**YOUR INSTRUCTIONS**
Within the records, find every line that includes the word "details" and copy it.
===== RECORDS SHOWN
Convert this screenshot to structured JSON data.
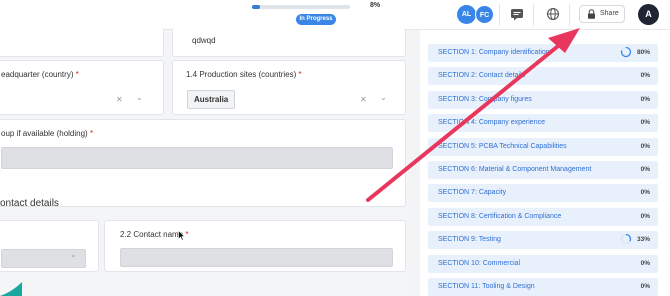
{
  "header": {
    "progress_percent": 8,
    "progress_text": "8%",
    "status": "In Progress",
    "avatars": [
      "AL",
      "FC"
    ],
    "share_label": "Share",
    "user_initial": "A"
  },
  "form": {
    "partial_value": "qdwqd",
    "hq_label": "eadquarter (country)",
    "prod_sites_label": "1.4 Production sites (countries)",
    "prod_sites_value": "Australia",
    "group_label": "oup if available (holding)",
    "section2_heading": "ontact details",
    "contact_name_label": "2.2 Contact name",
    "required_mark": "*"
  },
  "sections": [
    {
      "label": "SECTION 1: Company identification",
      "pct": "80%"
    },
    {
      "label": "SECTION 2: Contact details",
      "pct": "0%"
    },
    {
      "label": "SECTION 3: Company figures",
      "pct": "0%"
    },
    {
      "label": "SECTION 4: Company experience",
      "pct": "0%"
    },
    {
      "label": "SECTION 5: PCBA Technical Capabilities",
      "pct": "0%"
    },
    {
      "label": "SECTION 6: Material & Component Management",
      "pct": "0%"
    },
    {
      "label": "SECTION 7: Capacity",
      "pct": "0%"
    },
    {
      "label": "SECTION 8: Certification & Compliance",
      "pct": "0%"
    },
    {
      "label": "SECTION 9: Testing",
      "pct": "33%"
    },
    {
      "label": "SECTION 10: Commercial",
      "pct": "0%"
    },
    {
      "label": "SECTION 11: Tooling & Design",
      "pct": "0%"
    }
  ],
  "colors": {
    "accent": "#3a86e8",
    "section_bg": "#e8f1fb",
    "section_text": "#2f6fd6",
    "arrow": "#e8365d",
    "required": "#e02424"
  },
  "icons": {
    "chat": "chat-icon",
    "globe": "globe-icon",
    "lock": "lock-icon",
    "clear": "clear-x-icon",
    "chevron": "chevron-down-icon"
  }
}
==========
**REPLY TO THE EXERCISE**
    "section2_heading": "ontact details",
      "label": "SECTION 2: Contact details",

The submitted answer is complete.